# Task objective
Your answer should consist of each line from the data below that contains "time".

○ ○ ○ ○ ○

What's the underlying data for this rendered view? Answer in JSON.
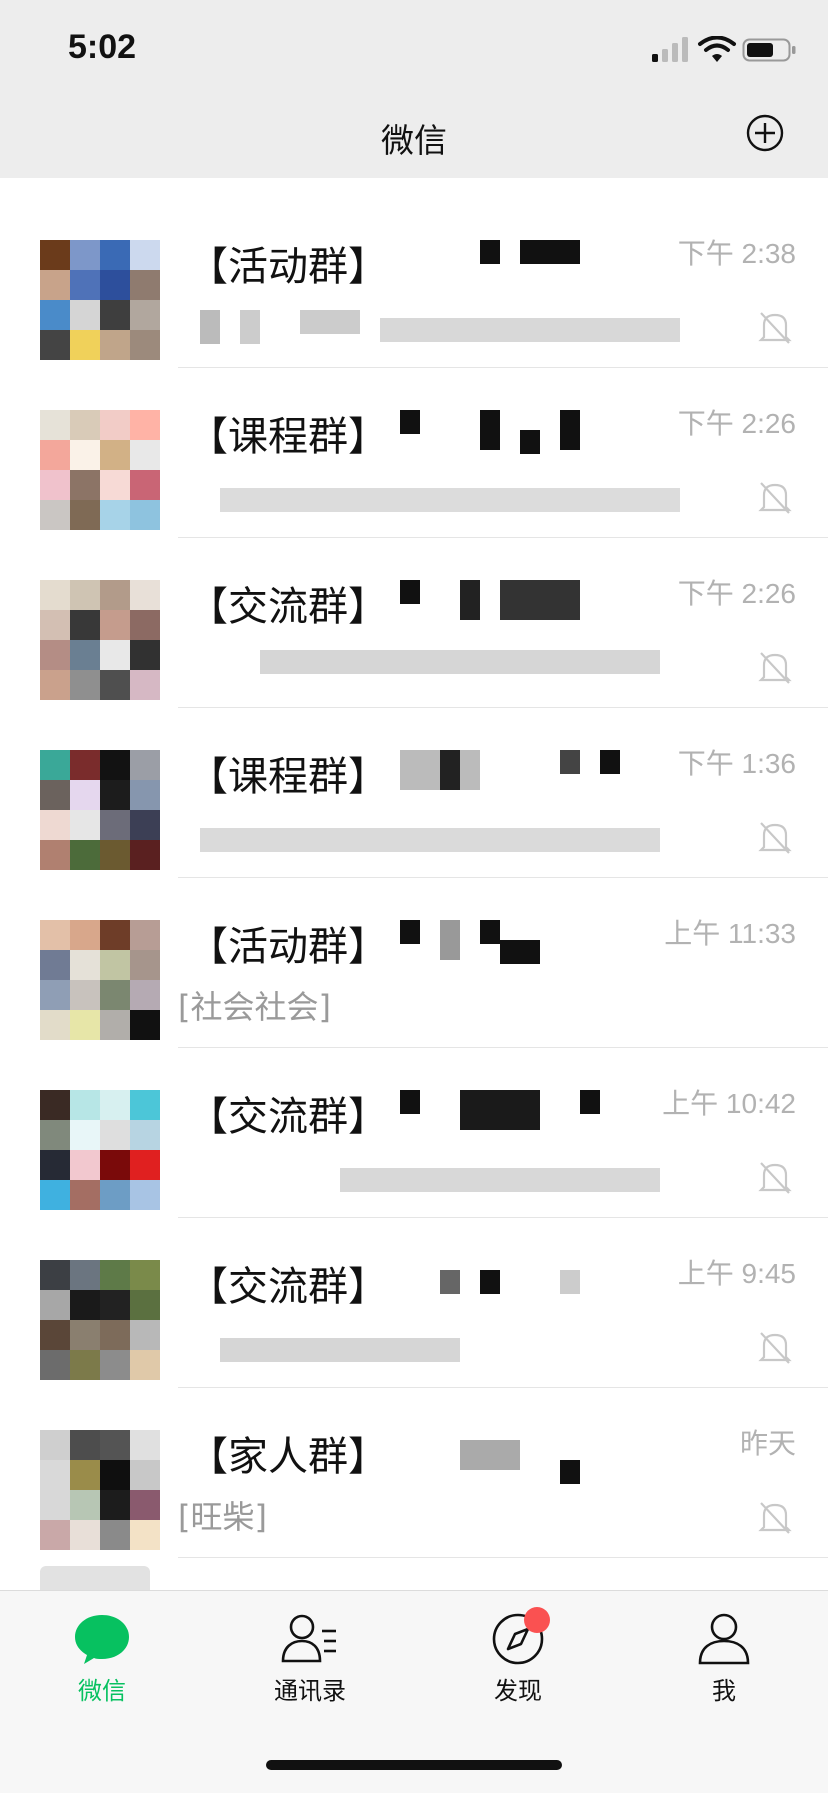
{
  "status_bar": {
    "time": "5:02"
  },
  "header": {
    "title": "微信"
  },
  "chats": [
    {
      "name": "【活动群】",
      "time": "下午 2:38",
      "preview": "",
      "muted": true,
      "avatar": [
        "#6b3b1b",
        "#7d97c9",
        "#3a6ab5",
        "#ccd9ee",
        "#c8a38a",
        "#4f72b8",
        "#2d4f9c",
        "#8f7b6f",
        "#4a8bc9",
        "#d5d5d5",
        "#3e3e3e",
        "#b1a79e",
        "#444444",
        "#f0d15a",
        "#c0a58a",
        "#9c8a7c"
      ]
    },
    {
      "name": "【课程群】",
      "time": "下午 2:26",
      "preview": "",
      "muted": true,
      "avatar": [
        "#e6e2d8",
        "#d9cbb8",
        "#f2ccc7",
        "#ffb3a6",
        "#f3a79b",
        "#faf2e8",
        "#d2b186",
        "#e8e8e8",
        "#f0c2cc",
        "#8c7466",
        "#f7dad6",
        "#c96575",
        "#cac6c3",
        "#7f6a55",
        "#a7d3e8",
        "#8ec3df"
      ]
    },
    {
      "name": "【交流群】",
      "time": "下午 2:26",
      "preview": "",
      "muted": true,
      "avatar": [
        "#e4dccf",
        "#cfc4b3",
        "#b29b8a",
        "#e8e0d8",
        "#d3bfb3",
        "#383838",
        "#c59c8d",
        "#8c6a63",
        "#b48d85",
        "#6a7f92",
        "#e8e8e8",
        "#313131",
        "#caa18c",
        "#8f8f8f",
        "#4f4f4f",
        "#d6b8c4"
      ]
    },
    {
      "name": "【课程群】",
      "time": "下午 1:36",
      "preview": "",
      "muted": true,
      "avatar": [
        "#3aa898",
        "#7a2c2c",
        "#121212",
        "#9b9ea6",
        "#6b625d",
        "#e5d7ee",
        "#1c1c1c",
        "#8696ae",
        "#eed9d2",
        "#e6e6e6",
        "#6c6c79",
        "#3c3f55",
        "#b08070",
        "#4c6b3a",
        "#6b5a30",
        "#5a2020"
      ]
    },
    {
      "name": "【活动群】",
      "time": "上午 11:33",
      "preview": "[社会社会]",
      "muted": false,
      "avatar": [
        "#e3c0a8",
        "#d8a78b",
        "#6e3d28",
        "#b79d95",
        "#707b94",
        "#e5e1d8",
        "#c1c5a3",
        "#a6958c",
        "#8f9eb5",
        "#c8c2bd",
        "#7b8770",
        "#b5aab3",
        "#e2dcc9",
        "#e7e6a8",
        "#b1aeaa",
        "#111111"
      ]
    },
    {
      "name": "【交流群】",
      "time": "上午 10:42",
      "preview": "",
      "muted": true,
      "avatar": [
        "#3a2a24",
        "#b7e6e6",
        "#d7f0f0",
        "#4cc6d8",
        "#80897c",
        "#e8f6f8",
        "#dedede",
        "#b7d4e2",
        "#262a35",
        "#f2c8cf",
        "#7a0a0a",
        "#e02020",
        "#3fb1e0",
        "#a46e63",
        "#6d9dc5",
        "#a8c4e4"
      ]
    },
    {
      "name": "【交流群】",
      "time": "上午 9:45",
      "preview": "",
      "muted": true,
      "avatar": [
        "#3c3f44",
        "#6b7580",
        "#5e7a48",
        "#7a8a4a",
        "#a7a7a7",
        "#1a1a1a",
        "#222222",
        "#5b7040",
        "#5a4638",
        "#8a7f6f",
        "#7d6b5a",
        "#b8b8b8",
        "#6c6c6c",
        "#7c7a4a",
        "#8c8c8c",
        "#e0c9a9"
      ]
    },
    {
      "name": "【家人群】",
      "time": "昨天",
      "preview": "[旺柴]",
      "muted": true,
      "avatar": [
        "#cfcfcf",
        "#4d4d4d",
        "#545454",
        "#e0e0e0",
        "#d9d9d9",
        "#9a8c4a",
        "#0f0f0f",
        "#c8c8c8",
        "#d8d8d8",
        "#b7c6b4",
        "#1c1c1c",
        "#8a5a6e",
        "#c9a8a8",
        "#e8dfd8",
        "#8a8a8a",
        "#f3e2c6"
      ]
    }
  ],
  "tabs": [
    {
      "label": "微信",
      "icon": "chat-bubble-icon",
      "active": true
    },
    {
      "label": "通讯录",
      "icon": "contacts-icon",
      "active": false
    },
    {
      "label": "发现",
      "icon": "compass-icon",
      "active": false,
      "badge": true
    },
    {
      "label": "我",
      "icon": "person-icon",
      "active": false
    }
  ],
  "colors": {
    "accent": "#07c160",
    "badge": "#fa5151",
    "muted": "#b2b2b2"
  }
}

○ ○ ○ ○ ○

# Written answer
    "time": "5:02"
      "time": "下午 2:38",
      "time": "下午 2:26",
      "time": "下午 2:26",
      "time": "下午 1:36",
      "time": "上午 11:33",
      "time": "上午 10:42",
      "time": "上午 9:45",
      "time": "昨天",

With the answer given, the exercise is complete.